You might think that anger management is only for people who are constantly filled with rage or inclined to lash out at others. However, we could all use a little help recognizing signs of anger. Similarly, we all need to learn how to calm down without repressing, and understanding how we can express our feelings appropriately.
Anger can be entirely appropriate. However, it can also get out of hand and undermine our well-being. It can make us vibrate on a negative frequency that stops us from attracting the things we want. The next time you feel anger, here are some productive things you can do.
When we feel angry, it’s tempting to obsess about the event or comment that got us into that state in the first place. This typically only escalates the feelings and risks turning them into fury. Instead, consciously turn your focus to something you can do to instantly resolve the anger in some way and with some self-discipline.
So, for example, if you’re feeling wound up by something your partner has done, ask yourself how you can talk about this constructively. Explain your feelings in a rational way and avoid the behavior reoccurring in the future.
If it isn’t possible to find a problem-solving outlet for your anger, try shifting to ways to let out some of your negative energy.
This is called sublimation, and you can use it to turn angry impulses into something harmless and acceptable.
A typical example is a physical activity like running, boxing, or weightlifting, but the possibilities are endless. It can include creative arts like painting, writing, or making music.
Although you’re probably bristling at the thought of how to forgive someone when you’re still angry, there are few things you can do that are more powerful when it comes to anger management.
It might help to think about things this way: staying furious at someone allows them to continue to have a type of power over you, your thoughts, and your feelings. When you move into a place of forgiveness, you release yourself from that hold and gain freedom.
So, how do you go about forgiving when something that sparked your anger is still raw and difficult to cope with? It depends on the relationship you have with the person who angered you.
If the person matters a great deal to you and you want ongoing closeness, you may need to sit down together, discuss what happened, and offer forgiveness (sometimes in both directions).
However, if you’re dealing with someone who purely brings negativity to your days and inhibits your ability to attract good things, it’s worth considering whether, and how you'd remove toxic people from your life.

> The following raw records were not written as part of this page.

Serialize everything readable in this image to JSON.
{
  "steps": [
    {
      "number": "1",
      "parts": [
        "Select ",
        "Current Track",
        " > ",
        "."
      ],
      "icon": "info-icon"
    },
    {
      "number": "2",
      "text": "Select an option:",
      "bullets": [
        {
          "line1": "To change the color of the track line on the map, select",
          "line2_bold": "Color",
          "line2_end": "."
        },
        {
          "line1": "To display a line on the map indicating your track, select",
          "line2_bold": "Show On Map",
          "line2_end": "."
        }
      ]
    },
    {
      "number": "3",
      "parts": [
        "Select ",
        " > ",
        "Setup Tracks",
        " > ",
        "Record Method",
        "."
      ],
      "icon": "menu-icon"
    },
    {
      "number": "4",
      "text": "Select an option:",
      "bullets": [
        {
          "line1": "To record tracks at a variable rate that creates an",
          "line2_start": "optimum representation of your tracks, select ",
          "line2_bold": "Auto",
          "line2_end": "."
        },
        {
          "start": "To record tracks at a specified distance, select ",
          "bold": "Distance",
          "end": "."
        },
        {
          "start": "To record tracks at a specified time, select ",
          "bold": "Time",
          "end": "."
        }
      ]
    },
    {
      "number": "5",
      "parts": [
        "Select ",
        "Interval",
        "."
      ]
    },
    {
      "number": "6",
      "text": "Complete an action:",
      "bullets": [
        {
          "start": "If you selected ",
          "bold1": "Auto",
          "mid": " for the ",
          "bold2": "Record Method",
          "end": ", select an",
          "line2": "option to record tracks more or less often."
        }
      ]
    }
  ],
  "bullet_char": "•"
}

The American Psychological Association officially endorses relaxation techniques as a way of managing feelings of anger. They cite deep breathing exercises and “relaxing imagery” as examples. The latter is a particularly helpful approach if you’re already working with the Law of Attraction. This is because it is broadly similar to the creative visualization you’re already doing.
Sometimes, simply doing your usual exercise (in which you visualize your goal) will be enough to turn your mind away from pointless anger and towards productive positivity.
Combining deep breathing with affirmations can also be very powerful. Inhale from your diaphragm, as slowly and deeply as you can. Then exhale just as slowly, feeling the body soften and relax as you do this. This will help to drain tension out of your muscles. Meanwhile, pick and use an affirmation that is tied to anger reduction, such as “I am calm and in control”. Repeat that to yourself several times.
Consider what you do when you’re angry. If you’re like most people, you probably curse, stomp around, snap at people, and may even feel the urge to hit something.
However, when you act like this, you just reinforce your own negative feelings. You also block your path to a successful resolution.
This is where cognitive restructuring comes in. It’s a technique that refers to changing your thought processes. It may sound complex but is actually very simple.
For example, say that you’re at work and a less experienced member of your team is struggling with a part of a group project. You may immediately start to think things like “if we don’t finish this then I’ll never get my promotion… why is he so slow?”.
When you think these thoughts, they fuel your irritation and lead to more thoughts that may be even angrier.
To practice cognitive restructuring, notice this internal voice as it arises. Replace its messages with more rational ones, such as “there’s nothing I can do about this situation, so there is no point in getting upset” or “If I stay calm, I can help my colleague and we’ll get things done faster”.
In time, these more productive thoughts can become second nature.
Finally, while you probably see the merits of demonstrating good listening skills, you might be wondering why it’s allegedly relevant to anger management strategies.
Essentially, the thought is that if you can learn to listen “actively”. Then, you enhance every moment of communication between yourself and others. This reduces the potential for misunderstandings. It also fosters empathy and often reduces feelings of irritation before they get a chance to grow into full-blown anger.
The basics of active listening revolve around listening very closely without interrupting. Also, avoid trying to bracket your own agenda while you take in the other person’s words. Observe their body language so as to detect subtle cues about underlying thoughts and feelings.
It is also very useful to “reflect back” a summary of what you think you’ve heard the other person say. This gives them a sense of being validated and a chance to correct mistakes.
“Hypnosis for anger control (sometimes known as ‘stress hypnotherapy’) is highly effective. All you need is a place to get comfortable, a little privacy, and an anger management hypnosis download.”
Self-hypnosis can help with all the previous steps, assisting you to achieve a calm and stress-free mind as well as encouraging a positive state of mind and good habits.